Pick out all lines with the word "false" from the records that follow.

- - - - -

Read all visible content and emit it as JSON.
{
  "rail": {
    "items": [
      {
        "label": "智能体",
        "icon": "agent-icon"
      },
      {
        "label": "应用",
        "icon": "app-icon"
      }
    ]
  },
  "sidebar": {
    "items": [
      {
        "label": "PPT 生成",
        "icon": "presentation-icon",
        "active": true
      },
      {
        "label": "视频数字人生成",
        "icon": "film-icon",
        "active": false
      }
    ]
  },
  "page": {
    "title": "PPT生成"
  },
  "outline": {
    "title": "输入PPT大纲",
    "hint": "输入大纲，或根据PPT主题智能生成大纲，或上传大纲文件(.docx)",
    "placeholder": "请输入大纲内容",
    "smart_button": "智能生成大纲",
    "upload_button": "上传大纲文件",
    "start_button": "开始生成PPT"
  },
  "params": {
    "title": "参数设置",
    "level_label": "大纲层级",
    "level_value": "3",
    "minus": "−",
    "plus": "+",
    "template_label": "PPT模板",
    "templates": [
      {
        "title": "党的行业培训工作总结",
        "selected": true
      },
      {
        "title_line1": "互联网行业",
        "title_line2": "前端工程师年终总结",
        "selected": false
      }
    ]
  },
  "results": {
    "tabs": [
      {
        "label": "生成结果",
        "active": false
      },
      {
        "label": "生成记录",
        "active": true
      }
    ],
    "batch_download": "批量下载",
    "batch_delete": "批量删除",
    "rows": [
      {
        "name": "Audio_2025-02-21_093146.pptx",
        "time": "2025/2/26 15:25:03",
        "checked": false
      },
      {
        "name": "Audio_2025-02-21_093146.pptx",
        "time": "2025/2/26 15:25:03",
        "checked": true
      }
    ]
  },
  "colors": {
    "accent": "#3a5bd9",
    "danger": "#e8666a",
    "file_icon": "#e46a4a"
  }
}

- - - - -

■ **Task solution**
        "active": false
        "selected": false
        "active": false
        "checked": false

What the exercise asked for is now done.